Copy, word for word, the line containing "Decode this image" and each line that follows it in the entries below; pictures do not belong in the copy.

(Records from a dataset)
────────────────

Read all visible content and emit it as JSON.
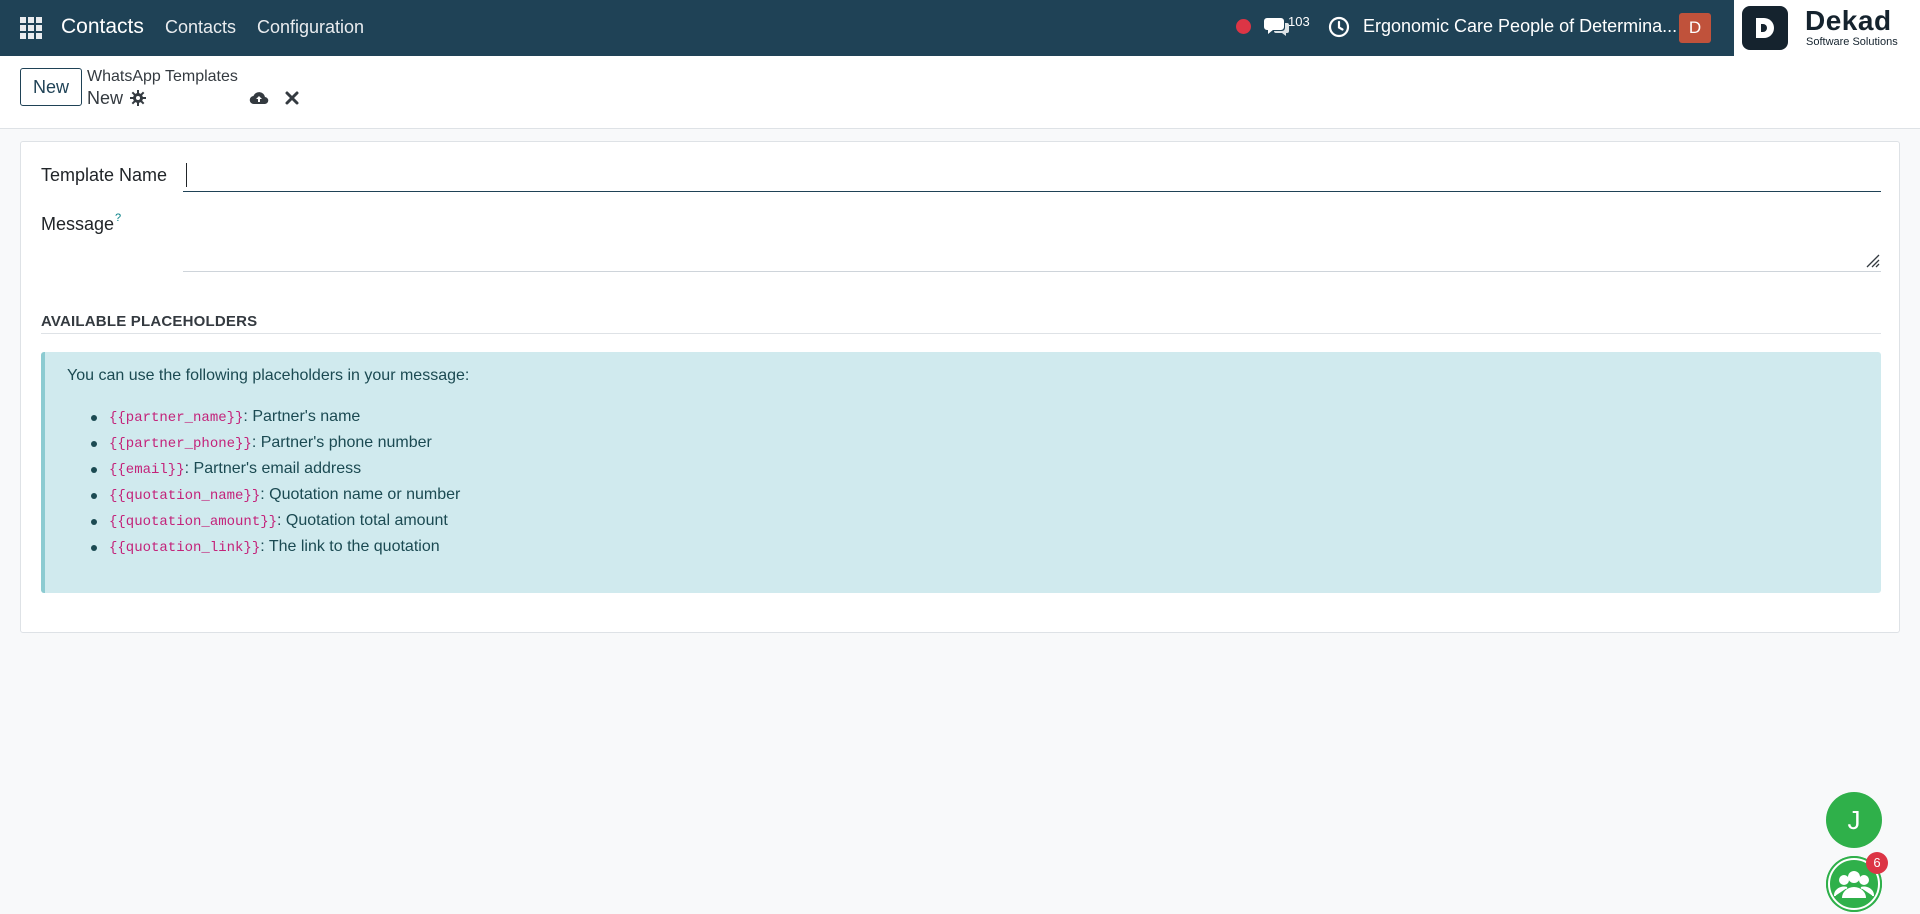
{
  "navbar": {
    "app_name": "Contacts",
    "menus": [
      "Contacts",
      "Configuration"
    ],
    "message_count": "103",
    "company_name": "Ergonomic Care People of Determina...",
    "user_initial": "D",
    "brand_color": "#1f4256"
  },
  "logo": {
    "title": "Dekad",
    "subtitle": "Software Solutions"
  },
  "control_panel": {
    "new_label": "New",
    "breadcrumb": "WhatsApp Templates",
    "record_name": "New"
  },
  "form": {
    "template_name_label": "Template Name",
    "template_name_value": "",
    "message_label": "Message",
    "help_mark": "?",
    "section_title": "AVAILABLE PLACEHOLDERS",
    "info_intro": "You can use the following placeholders in your message:",
    "placeholders": [
      {
        "code": "{{partner_name}}",
        "desc": ": Partner's name"
      },
      {
        "code": "{{partner_phone}}",
        "desc": ": Partner's phone number"
      },
      {
        "code": "{{email}}",
        "desc": ": Partner's email address"
      },
      {
        "code": "{{quotation_name}}",
        "desc": ": Quotation name or number"
      },
      {
        "code": "{{quotation_amount}}",
        "desc": ": Quotation total amount"
      },
      {
        "code": "{{quotation_link}}",
        "desc": ": The link to the quotation"
      }
    ]
  },
  "floating": {
    "user_bubble": "J",
    "chat_badge": "6"
  }
}
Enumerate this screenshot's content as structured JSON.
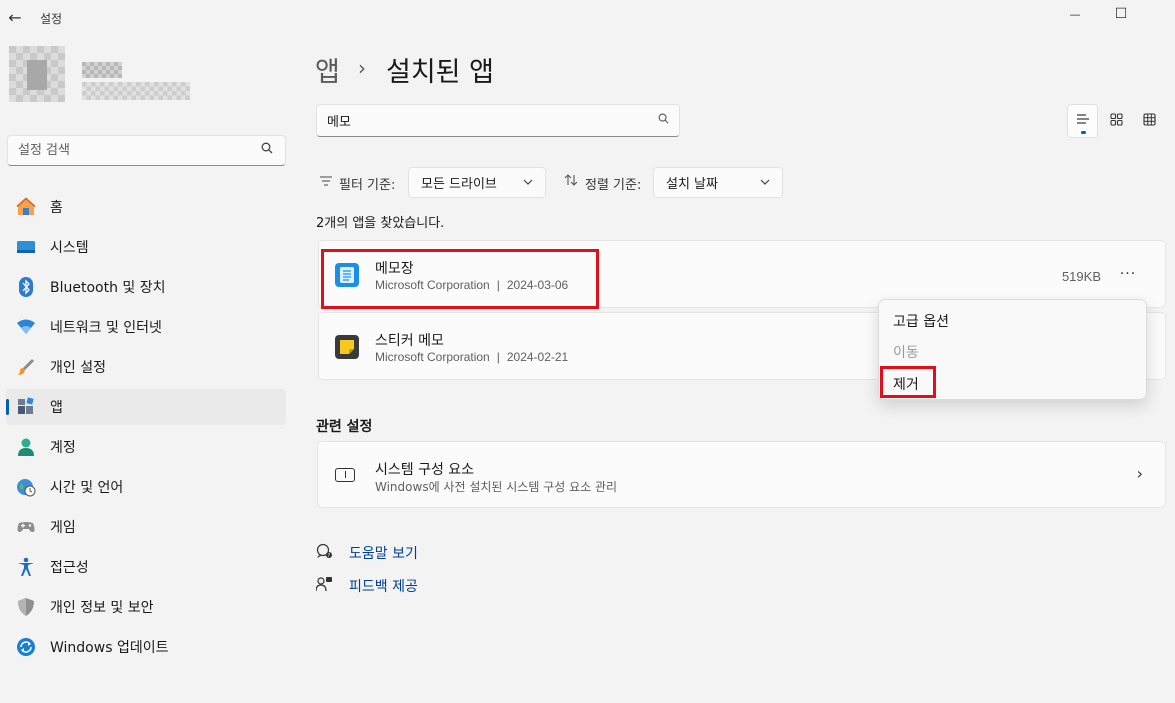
{
  "window": {
    "title": "설정",
    "back_icon": "←",
    "minimize_icon": "—",
    "maximize_icon": "☐"
  },
  "sidebar": {
    "search_placeholder": "설정 검색",
    "items": [
      {
        "label": "홈",
        "icon": "home-icon"
      },
      {
        "label": "시스템",
        "icon": "system-icon"
      },
      {
        "label": "Bluetooth 및 장치",
        "icon": "bluetooth-icon"
      },
      {
        "label": "네트워크 및 인터넷",
        "icon": "wifi-icon"
      },
      {
        "label": "개인 설정",
        "icon": "brush-icon"
      },
      {
        "label": "앱",
        "icon": "apps-icon",
        "active": true
      },
      {
        "label": "계정",
        "icon": "account-icon"
      },
      {
        "label": "시간 및 언어",
        "icon": "globe-icon"
      },
      {
        "label": "게임",
        "icon": "gamepad-icon"
      },
      {
        "label": "접근성",
        "icon": "accessibility-icon"
      },
      {
        "label": "개인 정보 및 보안",
        "icon": "shield-icon"
      },
      {
        "label": "Windows 업데이트",
        "icon": "update-icon"
      }
    ]
  },
  "header": {
    "parent": "앱",
    "separator": "›",
    "current": "설치된 앱"
  },
  "app_search": {
    "value": "메모"
  },
  "filters": {
    "filter_label": "필터 기준:",
    "filter_value": "모든 드라이브",
    "sort_label": "정렬 기준:",
    "sort_value": "설치 날짜"
  },
  "results_text": "2개의 앱을 찾았습니다.",
  "apps": [
    {
      "name": "메모장",
      "publisher": "Microsoft Corporation",
      "date": "2024-03-06",
      "size": "519KB",
      "more": "···"
    },
    {
      "name": "스티커 메모",
      "publisher": "Microsoft Corporation",
      "date": "2024-02-21"
    }
  ],
  "meta_separator": "|",
  "context_menu": {
    "items": [
      {
        "label": "고급 옵션",
        "enabled": true
      },
      {
        "label": "이동",
        "enabled": false
      },
      {
        "label": "제거",
        "enabled": true
      }
    ]
  },
  "related": {
    "title": "관련 설정",
    "card_title": "시스템 구성 요소",
    "card_subtitle": "Windows에 사전 설치된 시스템 구성 요소 관리",
    "chevron": "›"
  },
  "help": {
    "get_help": "도움말 보기",
    "feedback": "피드백 제공"
  },
  "colors": {
    "accent": "#005fb8",
    "highlight": "#e0101a",
    "link": "#003e92"
  }
}
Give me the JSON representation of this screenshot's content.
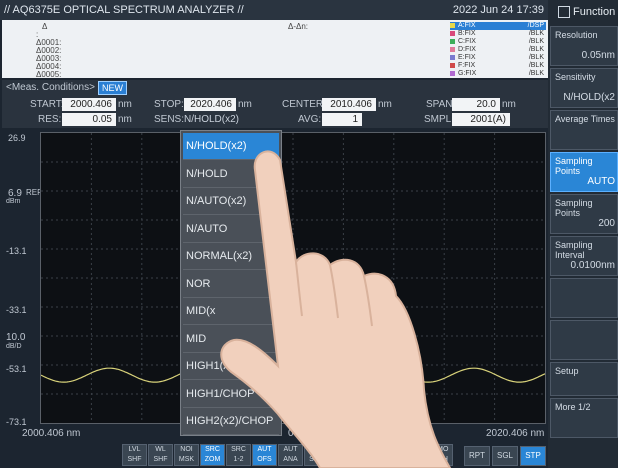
{
  "title": "// AQ6375E OPTICAL SPECTRUM ANALYZER //",
  "datetime": "2022 Jun 24 17:39",
  "markers": {
    "delta_label": "Δ",
    "delta_dn": "Δ-Δn:",
    "lines": [
      ":",
      "Δ0001:",
      "Δ0002:",
      "Δ0003:",
      "Δ0004:",
      "Δ0005:"
    ]
  },
  "traces": [
    {
      "label": "A:FIX",
      "mode": "/DSP",
      "color": "#e6d84a",
      "selected": true
    },
    {
      "label": "B:FIX",
      "mode": "/BLK",
      "color": "#d94a7a",
      "selected": false
    },
    {
      "label": "C:FIX",
      "mode": "/BLK",
      "color": "#3cae5a",
      "selected": false
    },
    {
      "label": "D:FIX",
      "mode": "/BLK",
      "color": "#e07a9a",
      "selected": false
    },
    {
      "label": "E:FIX",
      "mode": "/BLK",
      "color": "#7a7ad0",
      "selected": false
    },
    {
      "label": "F:FIX",
      "mode": "/BLK",
      "color": "#d04a4a",
      "selected": false
    },
    {
      "label": "G:FIX",
      "mode": "/BLK",
      "color": "#b06ad0",
      "selected": false
    }
  ],
  "meas": {
    "header": "<Meas. Conditions>",
    "new_badge": "NEW",
    "start_label": "START:",
    "start_value": "2000.406",
    "start_unit": "nm",
    "stop_label": "STOP:",
    "stop_value": "2020.406",
    "stop_unit": "nm",
    "center_label": "CENTER:",
    "center_value": "2010.406",
    "center_unit": "nm",
    "span_label": "SPAN:",
    "span_value": "20.0",
    "span_unit": "nm",
    "res_label": "RES:",
    "res_value": "0.05",
    "res_unit": "nm",
    "sens_label": "SENS:",
    "sens_value": "N/HOLD(x2)",
    "avg_label": "AVG:",
    "avg_value": "1",
    "smpl_label": "SMPL:",
    "smpl_value": "2001(A)"
  },
  "graph": {
    "y_top": "26.9",
    "ref_value": "6.9",
    "ref_label": "REF",
    "ref_unit": "dBm",
    "y_labels": [
      "-13.1",
      "-33.1",
      "-53.1",
      "-73.1"
    ],
    "scale_value": "10.0",
    "scale_unit": "dB/D",
    "x_start": "2000.406 nm",
    "x_mid": "06 nm",
    "x_end": "2020.406 nm",
    "trace_color": "#d8d27a"
  },
  "sens_options": [
    "N/HOLD(x2)",
    "N/HOLD",
    "N/AUTO(x2)",
    "N/AUTO",
    "NORMAL(x2)",
    "NOR",
    "MID(x",
    "MID",
    "HIGH1(x2)/C",
    "HIGH1/CHOP",
    "HIGH2(x2)/CHOP"
  ],
  "sens_selected": "N/HOLD(x2)",
  "function_panel": {
    "title": "Function",
    "buttons": [
      {
        "title": "Resolution",
        "value": "0.05nm",
        "active": false
      },
      {
        "title": "Sensitivity",
        "value": "N/HOLD(x2",
        "active": false
      },
      {
        "title": "Average Times",
        "value": "",
        "active": false
      },
      {
        "title": "Sampling Points",
        "value": "AUTO",
        "active": true
      },
      {
        "title": "Sampling Points",
        "value": "200",
        "active": false
      },
      {
        "title": "Sampling Interval",
        "value": "0.0100nm",
        "active": false
      },
      {
        "title": "",
        "value": "",
        "active": false
      },
      {
        "title": "",
        "value": "",
        "active": false
      },
      {
        "title": "Setup",
        "value": "",
        "active": false
      },
      {
        "title": "More 1/2",
        "value": "",
        "active": false
      }
    ]
  },
  "softkeys": [
    {
      "l1": "LVL",
      "l2": "SHF",
      "active": false
    },
    {
      "l1": "WL",
      "l2": "SHF",
      "active": false
    },
    {
      "l1": "NOI",
      "l2": "MSK",
      "active": false
    },
    {
      "l1": "SRC",
      "l2": "ZOM",
      "active": true
    },
    {
      "l1": "SRC",
      "l2": "1-2",
      "active": false
    },
    {
      "l1": "AUT",
      "l2": "OFS",
      "active": true
    },
    {
      "l1": "AUT",
      "l2": "ANA",
      "active": false
    },
    {
      "l1": "AU",
      "l2": "SRC",
      "active": false
    }
  ],
  "smo_key": {
    "l1": "SMO",
    "l2": "OTH"
  },
  "sweep_keys": [
    {
      "label": "RPT",
      "active": false
    },
    {
      "label": "SGL",
      "active": false
    },
    {
      "label": "STP",
      "active": true
    }
  ]
}
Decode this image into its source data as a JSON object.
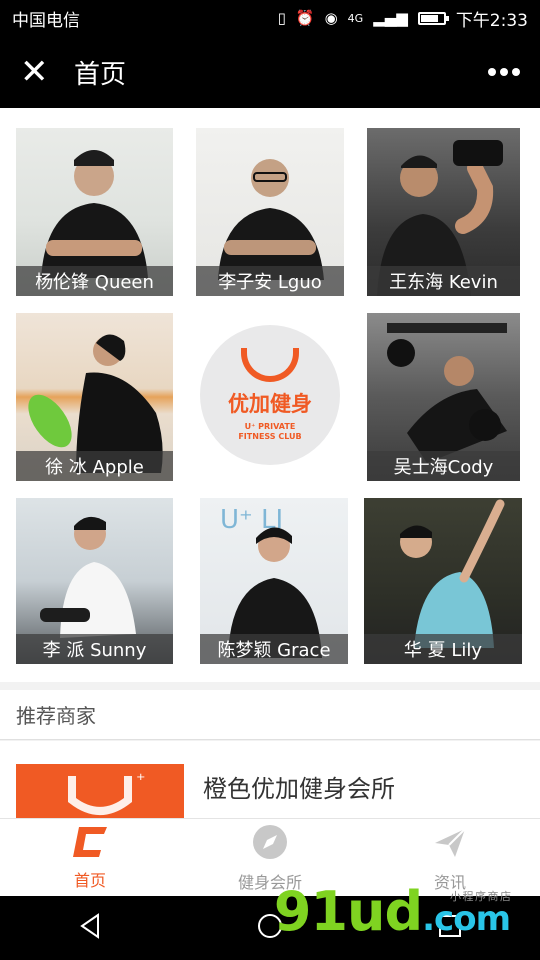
{
  "status": {
    "carrier": "中国电信",
    "time": "下午2:33",
    "network": "4G"
  },
  "nav": {
    "title": "首页"
  },
  "trainers": [
    {
      "label": "杨伦锋 Queen"
    },
    {
      "label": "李子安 Lguo"
    },
    {
      "label": "王东海 Kevin"
    },
    {
      "label": "徐 冰 Apple"
    },
    {
      "label": "吴士海Cody"
    },
    {
      "label": "李 派 Sunny"
    },
    {
      "label": "陈梦颖 Grace"
    },
    {
      "label": "华 夏 Lily"
    }
  ],
  "logo": {
    "name": "优加健身",
    "sub1": "U⁺ PRIVATE",
    "sub2": "FITNESS CLUB"
  },
  "section": {
    "heading": "推荐商家"
  },
  "merchant": {
    "name": "橙色优加健身会所"
  },
  "tabs": [
    {
      "label": "首页",
      "icon": "home-logo-icon",
      "active": true
    },
    {
      "label": "健身会所",
      "icon": "compass-icon",
      "active": false
    },
    {
      "label": "资讯",
      "icon": "plane-icon",
      "active": false
    }
  ],
  "watermark": {
    "brand": "91ud",
    "domain": ".com",
    "tagline": "小 程 序 商 店"
  },
  "colors": {
    "accent": "#f05a24",
    "watermark_blue": "#29c5e8",
    "watermark_green": "#7fd321"
  }
}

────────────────

ANSWER TO THE EXERCISE:
Decode this image into its source data as a JSON object.
{
  "status": {
    "carrier": "中国电信",
    "time": "下午2:33",
    "network": "4G"
  },
  "nav": {
    "title": "首页"
  },
  "trainers": [
    {
      "label": "杨伦锋 Queen"
    },
    {
      "label": "李子安 Lguo"
    },
    {
      "label": "王东海 Kevin"
    },
    {
      "label": "徐 冰 Apple"
    },
    {
      "label": "吴士海Cody"
    },
    {
      "label": "李 派 Sunny"
    },
    {
      "label": "陈梦颖 Grace"
    },
    {
      "label": "华 夏 Lily"
    }
  ],
  "logo": {
    "name": "优加健身",
    "sub1": "U⁺ PRIVATE",
    "sub2": "FITNESS CLUB"
  },
  "section": {
    "heading": "推荐商家"
  },
  "merchant": {
    "name": "橙色优加健身会所"
  },
  "tabs": [
    {
      "label": "首页",
      "icon": "home-logo-icon",
      "active": true
    },
    {
      "label": "健身会所",
      "icon": "compass-icon",
      "active": false
    },
    {
      "label": "资讯",
      "icon": "plane-icon",
      "active": false
    }
  ],
  "watermark": {
    "brand": "91ud",
    "domain": ".com",
    "tagline": "小 程 序 商 店"
  },
  "colors": {
    "accent": "#f05a24",
    "watermark_blue": "#29c5e8",
    "watermark_green": "#7fd321"
  }
}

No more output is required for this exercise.